Some came up with variations of the idea (and still do) that how much food is eaten is almost an irrelevance; the only thing that matters is what combinations of foods are consumed at the same time.
The first of these was William H. Hay, who recommended that proteins, starches and sugars should be eaten completely separately to avoid the putting on of excess fat. He also advised that having an enema each and every day was a key to proper health.
Others took this up and altered it slightly, claiming that some food could change the fatty properties of other foods, if digested together. This was apparently the miracle cure for obesity. But despite the validity of this theory never being even part proven by proper research, it has been still loudly proclaimed by many that their particular method of matching foodstuffs will guarantee that fat is burned quicker, or otherwise dispensed with.
And people are still eating more, weighing more, and dieting more.
There have been far too many diets set upon the public to discuss in one article, but let’s have a look at a timeline and include a few notable points in dieting history.
And on and on we go, most still worrying about our weight as the wealth of society increases; it seems there will always be self-made problems for humanity to deal with. Bountiful advances on some fields are inevitably the harbingers of coming trouble elsewhere.
As a last word for now on this topic, that well loved bear Winnie the Pooh, once asked how long it took to get thin. The answer, it appears, is still not fully available.
Matt Jacks is a freelance copywriter providing tips and advice for consumers about weight loss.
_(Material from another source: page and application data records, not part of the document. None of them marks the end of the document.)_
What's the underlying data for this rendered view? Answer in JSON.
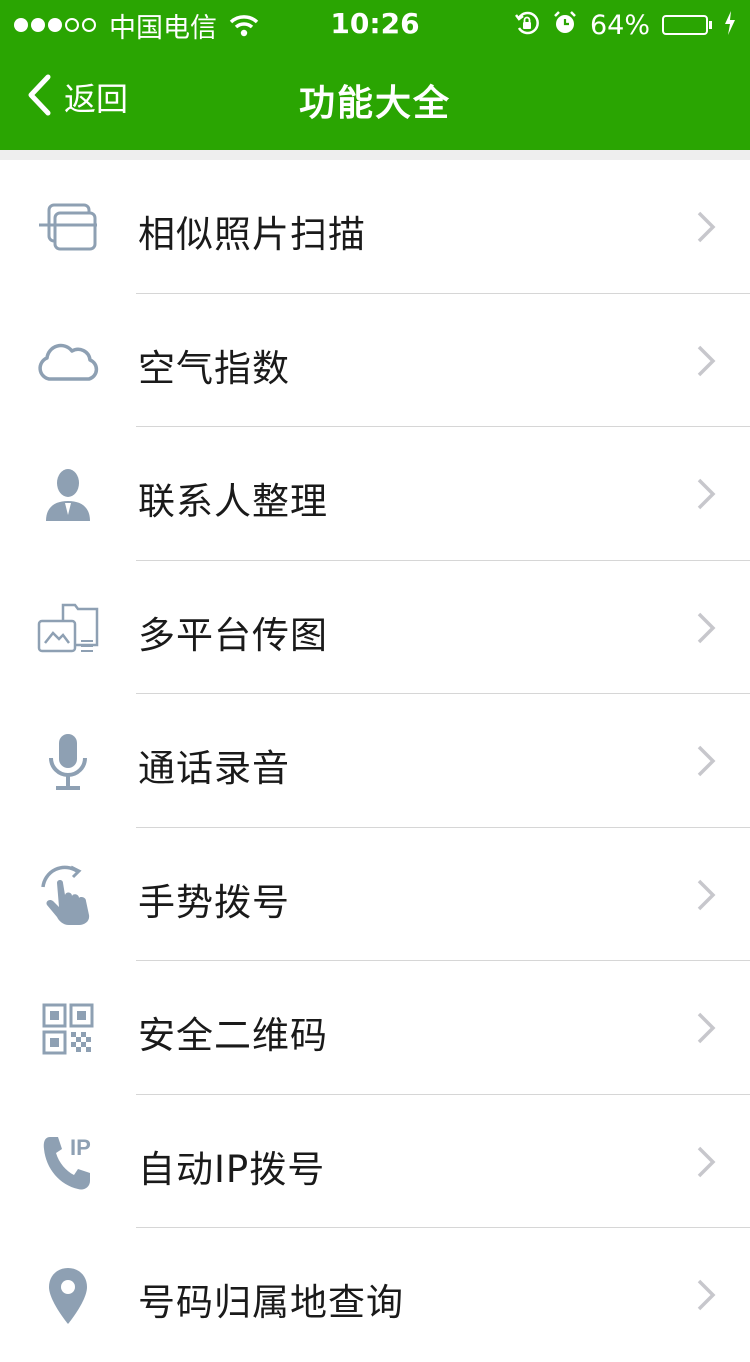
{
  "status_bar": {
    "carrier": "中国电信",
    "time": "10:26",
    "battery": "64%",
    "battery_level": 0.64
  },
  "nav": {
    "back_label": "返回",
    "title": "功能大全"
  },
  "items": [
    {
      "label": "相似照片扫描",
      "icon": "photo-scan-icon"
    },
    {
      "label": "空气指数",
      "icon": "cloud-icon"
    },
    {
      "label": "联系人整理",
      "icon": "contact-person-icon"
    },
    {
      "label": "多平台传图",
      "icon": "image-upload-icon"
    },
    {
      "label": "通话录音",
      "icon": "microphone-icon"
    },
    {
      "label": "手势拨号",
      "icon": "gesture-hand-icon"
    },
    {
      "label": "安全二维码",
      "icon": "qr-code-icon"
    },
    {
      "label": "自动IP拨号",
      "icon": "phone-ip-icon"
    },
    {
      "label": "号码归属地查询",
      "icon": "location-pin-icon"
    }
  ],
  "colors": {
    "header": "#2aa502",
    "icon": "#8ea0b3",
    "chevron": "#c7c7cc"
  }
}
His numerous articles offer moneysaving tips and valuable insight on typically confusing topics.